--- START ---
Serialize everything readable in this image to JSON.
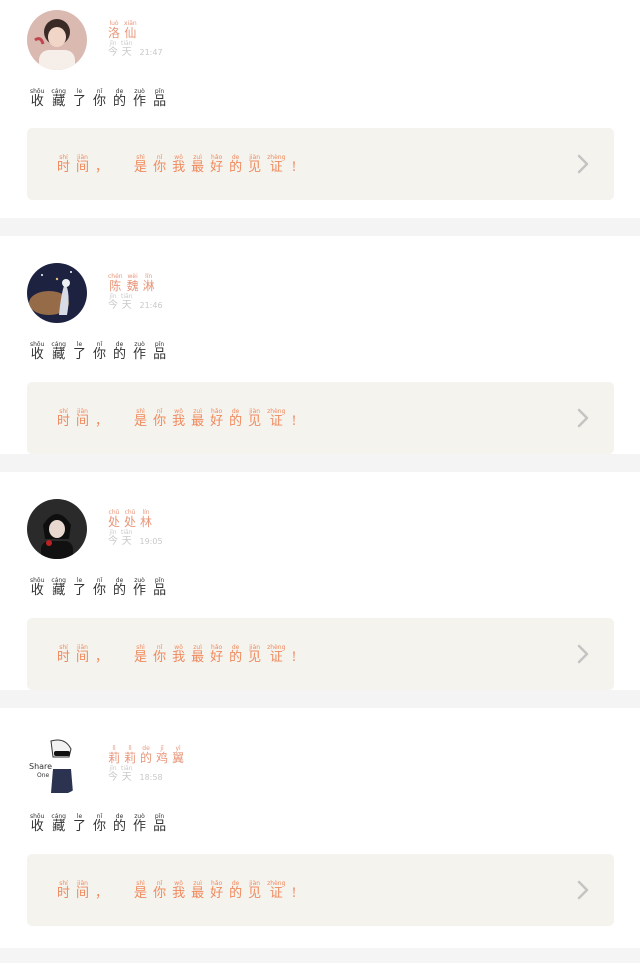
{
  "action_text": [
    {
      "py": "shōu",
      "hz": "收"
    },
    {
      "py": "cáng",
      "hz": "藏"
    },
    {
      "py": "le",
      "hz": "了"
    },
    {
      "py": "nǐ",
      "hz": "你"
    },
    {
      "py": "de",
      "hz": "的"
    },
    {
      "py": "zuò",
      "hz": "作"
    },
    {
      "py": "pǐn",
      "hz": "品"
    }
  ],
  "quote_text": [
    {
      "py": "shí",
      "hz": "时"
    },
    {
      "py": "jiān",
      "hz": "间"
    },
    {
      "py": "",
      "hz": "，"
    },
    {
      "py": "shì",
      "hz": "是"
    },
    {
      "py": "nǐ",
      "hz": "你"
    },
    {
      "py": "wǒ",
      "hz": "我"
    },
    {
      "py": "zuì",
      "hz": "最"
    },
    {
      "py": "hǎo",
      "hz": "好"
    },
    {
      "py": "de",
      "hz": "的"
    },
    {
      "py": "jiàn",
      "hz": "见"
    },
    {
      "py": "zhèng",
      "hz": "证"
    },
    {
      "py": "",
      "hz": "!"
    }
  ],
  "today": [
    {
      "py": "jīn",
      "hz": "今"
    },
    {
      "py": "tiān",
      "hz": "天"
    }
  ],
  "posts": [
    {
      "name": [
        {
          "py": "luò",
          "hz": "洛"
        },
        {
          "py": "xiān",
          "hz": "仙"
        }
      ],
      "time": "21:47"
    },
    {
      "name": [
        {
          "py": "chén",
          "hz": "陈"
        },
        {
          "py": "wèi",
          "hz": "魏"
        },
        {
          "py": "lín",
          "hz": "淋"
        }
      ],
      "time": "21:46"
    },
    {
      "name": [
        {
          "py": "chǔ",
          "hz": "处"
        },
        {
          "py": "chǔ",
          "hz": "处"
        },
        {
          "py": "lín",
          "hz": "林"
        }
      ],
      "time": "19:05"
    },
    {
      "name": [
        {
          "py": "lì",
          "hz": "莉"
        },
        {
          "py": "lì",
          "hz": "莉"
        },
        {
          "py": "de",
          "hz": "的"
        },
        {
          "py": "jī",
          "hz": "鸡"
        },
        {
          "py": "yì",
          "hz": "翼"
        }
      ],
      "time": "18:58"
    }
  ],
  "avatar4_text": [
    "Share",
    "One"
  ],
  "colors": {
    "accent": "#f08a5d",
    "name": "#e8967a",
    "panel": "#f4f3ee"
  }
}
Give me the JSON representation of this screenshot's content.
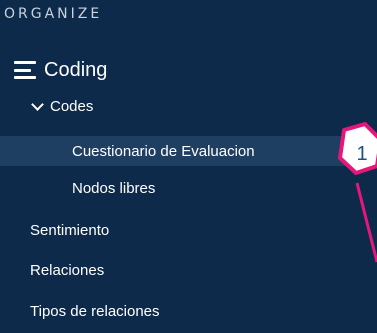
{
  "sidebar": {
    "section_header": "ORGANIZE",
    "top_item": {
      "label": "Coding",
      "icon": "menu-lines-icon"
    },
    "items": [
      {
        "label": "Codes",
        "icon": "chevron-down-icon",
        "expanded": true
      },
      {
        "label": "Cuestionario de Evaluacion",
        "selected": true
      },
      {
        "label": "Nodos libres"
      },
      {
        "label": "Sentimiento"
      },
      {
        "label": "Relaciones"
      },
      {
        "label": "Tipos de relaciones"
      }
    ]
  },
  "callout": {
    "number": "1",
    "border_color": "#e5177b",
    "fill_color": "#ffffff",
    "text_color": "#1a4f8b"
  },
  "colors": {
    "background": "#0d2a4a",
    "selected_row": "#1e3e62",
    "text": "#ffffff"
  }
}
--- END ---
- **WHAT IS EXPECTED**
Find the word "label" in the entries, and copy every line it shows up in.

- **SOLUTION TO THIS TASK**
      "label": "Coding",
        "label": "Codes",
        "label": "Cuestionario de Evaluacion",
        "label": "Nodos libres"
        "label": "Sentimiento"
        "label": "Relaciones"
        "label": "Tipos de relaciones"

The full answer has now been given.